Can Gluten And Casein-Free Eating Help Manage Autism?

It used to be thought that autism was caused entirely by genetics. However, recent findings have pointed to a greater impact of environmental factors on the development of autism. In addition, some have suggested that autism may be linked to brain functions that can be healed or reversed with proper treatment.

The seriousness of this problem has been magnified by the growth of autism diagnoses in recent times. According to the CDC, autism saw a 119% rise in children in the U.S. from the year 2000 to 2010. This has made it the fastest growing developmental disability. Parents of such children find themselves grappling for answers and seeking solutions. One strategy that has shown promise for many parents of children with autism has been dietary therapy, which involves the removal of gluten and casein from the diets of autistic children.  

Autism and the Gluten Free/Casein Free (GFCF) Diet

Gluten, a protein found in many grains, and casein, found primarily in dairy, have been implicated as possible contributors to autism. The theory behind such implication has to do with how the bodies of autistic children process gluten and casein. Such substances are believed to produce peptides which have an opiate-like effect.
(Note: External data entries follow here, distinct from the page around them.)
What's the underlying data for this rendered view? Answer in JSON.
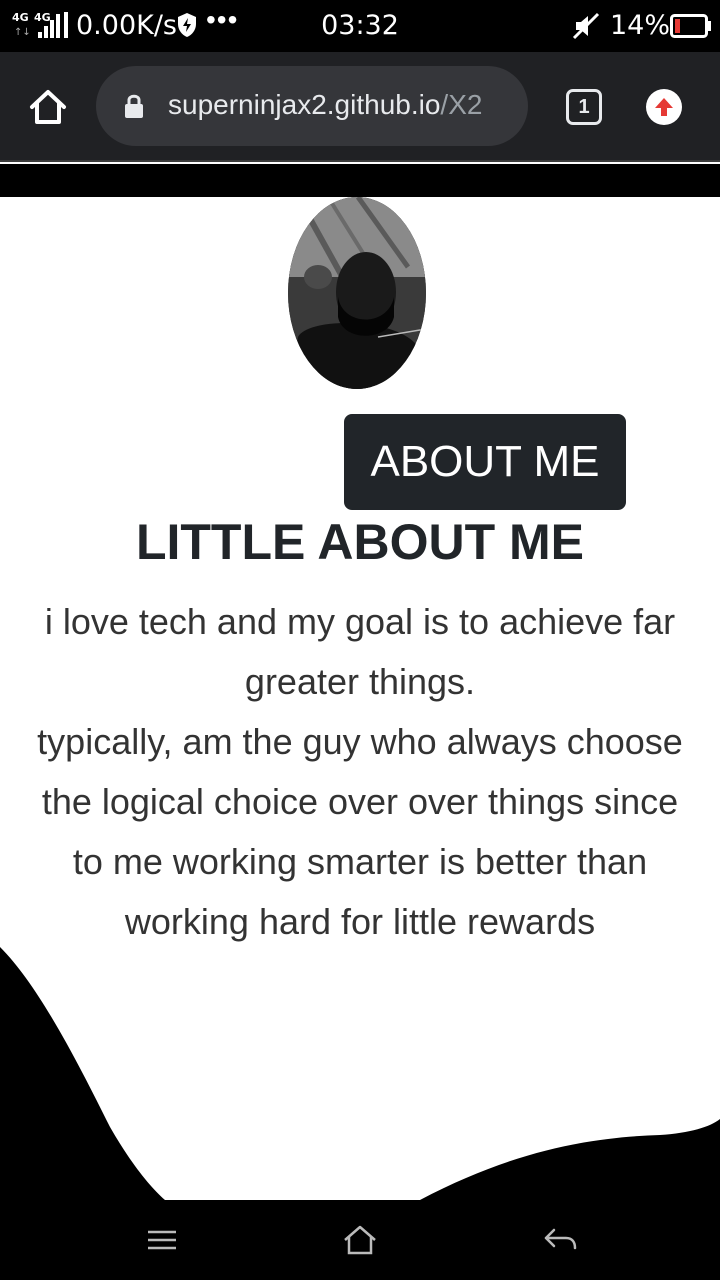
{
  "status_bar": {
    "network_1": "4G",
    "network_2": "4G",
    "speed": "0.00K/s",
    "more": "•••",
    "time": "03:32",
    "battery": "14%"
  },
  "browser": {
    "url_domain": "superninjax2.github.io",
    "url_path": "/X2",
    "tab_count": "1"
  },
  "page": {
    "about_button": "ABOUT ME",
    "title": "LITTLE ABOUT ME",
    "bio_lines": [
      "i love tech and my goal is to achieve far",
      "greater things.",
      "typically, am the guy who always choose",
      "the logical choice over over things since",
      "to me working smarter is better than",
      "working hard for little rewards"
    ]
  },
  "colors": {
    "button_bg": "#212529",
    "toolbar_bg": "#202124",
    "url_box_bg": "#35363a",
    "update_arrow": "#e53935",
    "battery_low": "#e53935"
  }
}
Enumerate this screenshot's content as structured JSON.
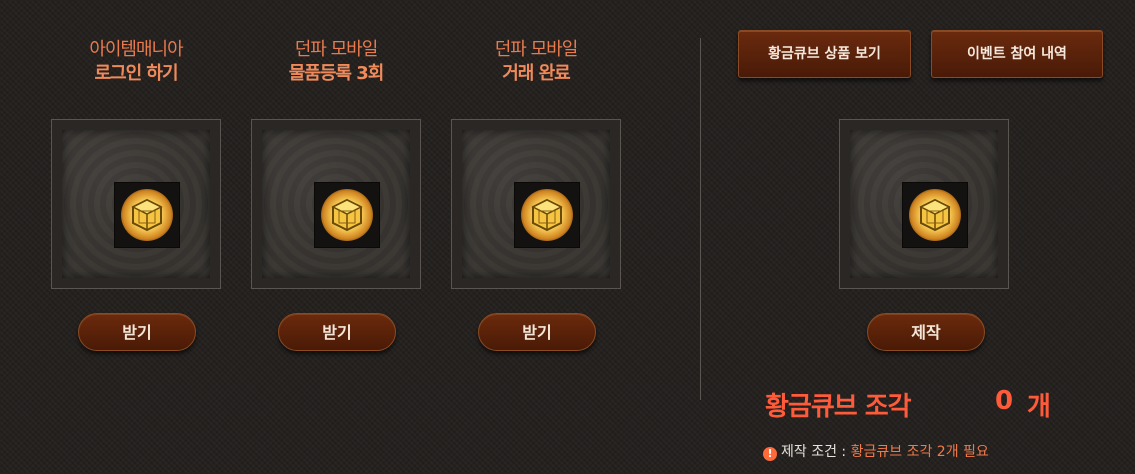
{
  "missions": [
    {
      "line1": "아이템매니아",
      "line2": "로그인 하기",
      "button": "받기",
      "item_icon": "golden-cube-icon"
    },
    {
      "line1": "던파 모바일",
      "line2": "물품등록 3회",
      "button": "받기",
      "item_icon": "golden-cube-icon"
    },
    {
      "line1": "던파 모바일",
      "line2": "거래 완료",
      "button": "받기",
      "item_icon": "golden-cube-icon"
    }
  ],
  "top_buttons": {
    "view_products": "황금큐브 상품 보기",
    "history": "이벤트 참여 내역"
  },
  "craft": {
    "item_icon": "golden-cube-icon",
    "button": "제작",
    "count_label": "황금큐브 조각",
    "count_value": "0",
    "count_unit": "개",
    "condition_label": "제작 조건",
    "condition_sep": " : ",
    "condition_value": "황금큐브 조각 2개 필요"
  },
  "colors": {
    "background": "#221f1d",
    "accent_orange": "#f08a5a",
    "count_red": "#ff5a3a",
    "button_brown": "#5a2209"
  }
}
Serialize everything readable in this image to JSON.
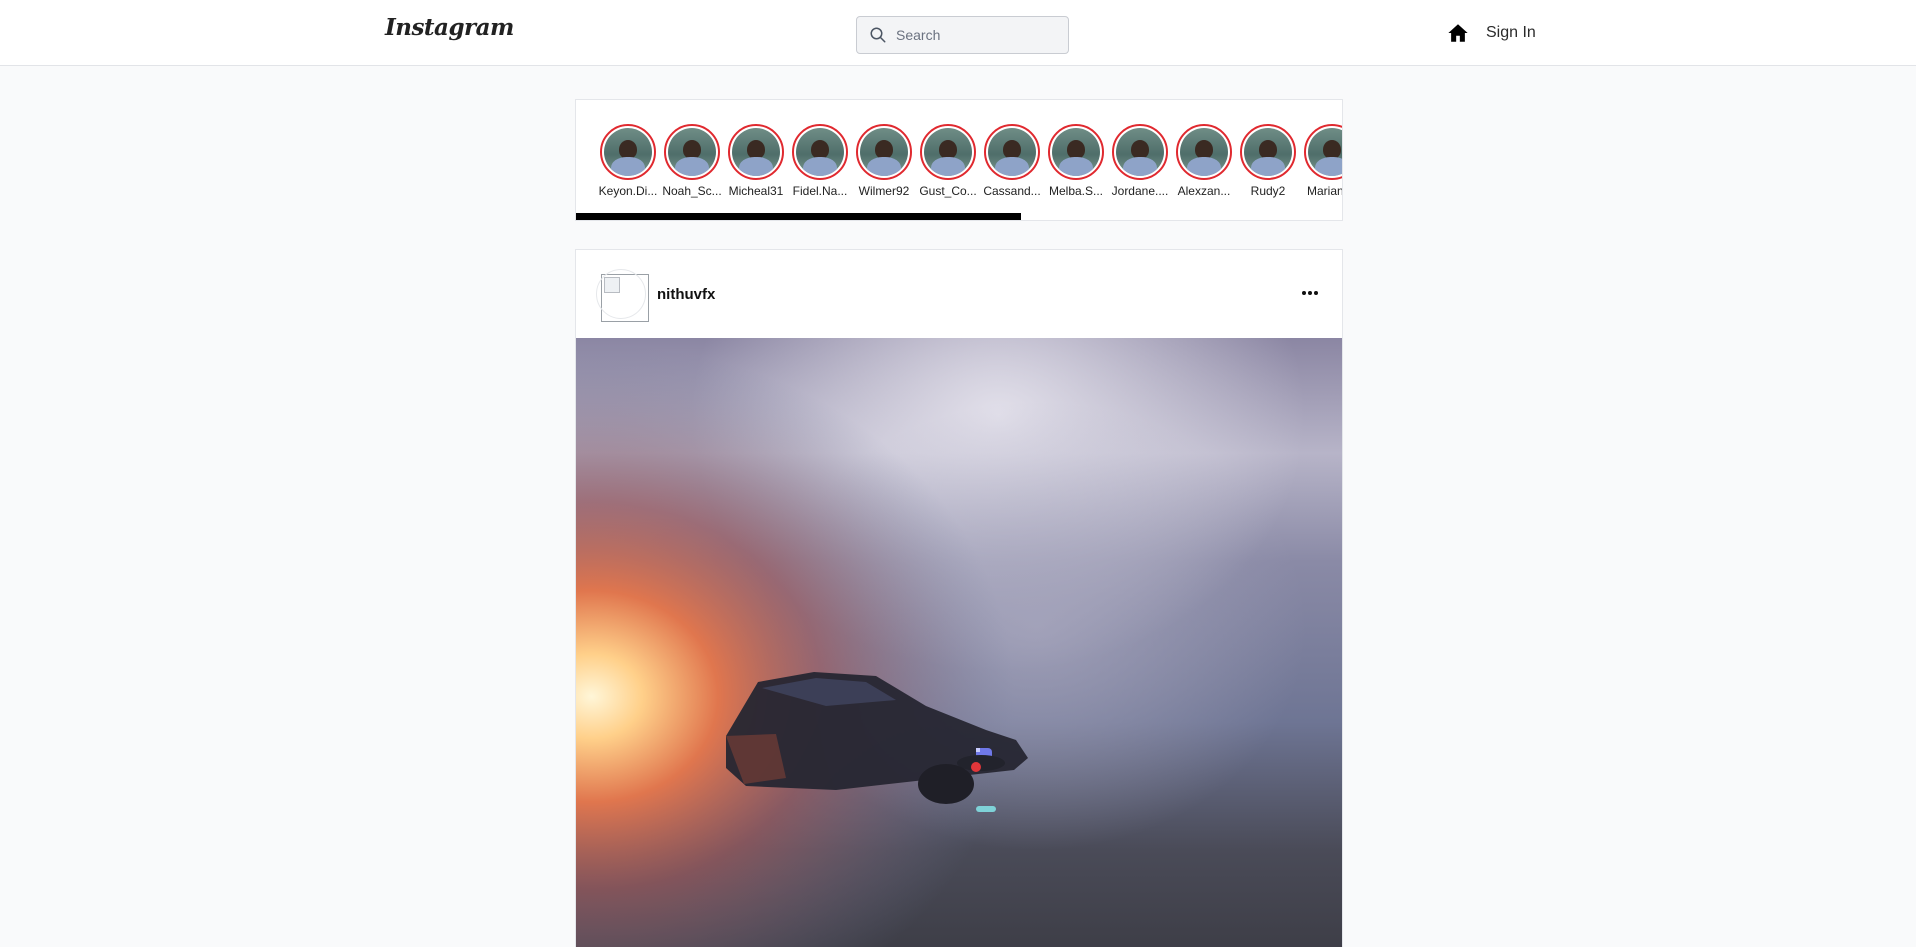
{
  "header": {
    "logo": "Instagram",
    "search_placeholder": "Search",
    "icons": {
      "search": "search-icon",
      "home": "home-icon"
    },
    "signin_label": "Sign In"
  },
  "stories": [
    {
      "name": "Keyon.Di..."
    },
    {
      "name": "Noah_Sc..."
    },
    {
      "name": "Micheal31"
    },
    {
      "name": "Fidel.Na..."
    },
    {
      "name": "Wilmer92"
    },
    {
      "name": "Gust_Co..."
    },
    {
      "name": "Cassand..."
    },
    {
      "name": "Melba.S..."
    },
    {
      "name": "Jordane...."
    },
    {
      "name": "Alexzan..."
    },
    {
      "name": "Rudy2"
    },
    {
      "name": "Marianne"
    }
  ],
  "stories_scroll_fraction": 0.58,
  "post": {
    "username": "nithuvfx",
    "more_icon": "more-horizontal-icon"
  },
  "colors": {
    "story_ring": "#e0292f",
    "background": "#f9fafb"
  }
}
In fact, these peptides have been observed in autistic children while shown not to be present in other children.

When gluten and casein have been removed from the diets of some autistic children, the effects have ranged anywhere from mild to dramatic change. This effect has been seen in both speech and behavior of autistic children. While research remains mixed and inconclusive, many have found such dietary changes to be helpful in managing autism in children.

Challenges of Eating GFCF

Eliminating all gluten and casein from one's diet can be extremely difficult. Gluten, especially, is abundant in the American diet. Finding good substitutes can take much additional time, thought, and money. Also, vitamin supplements may be necessary to replace nutrients that are found in the foods being removed from children's diets. 

Fortunately, there is support and assistance for eating a GFCF diet. As interest in the diet grows, so do resources for eating this way. Many stores, especially health food stores, have entire sections devoted to GFCF eating. Websites displaying recipes and advice on GFCF diets have abounded in recent years. Also, as more people eat GFCF, it becomes easier to find others from whom you can gain wisdom and knowledge.

Is the GFCF Diet Right for You?

Research has been unable to pin down one solid cause of autism and related developmental disorders. This would lead one to believe that perhaps there isn't a single cause, but many causes that can apply to different people. Some respond wonderfully to dietary changes. The GFCF diet may be one avenue that you want to explore on your quest for help and healing through developmental pediatrics. Best wishes as you search out the answers you seek for your family.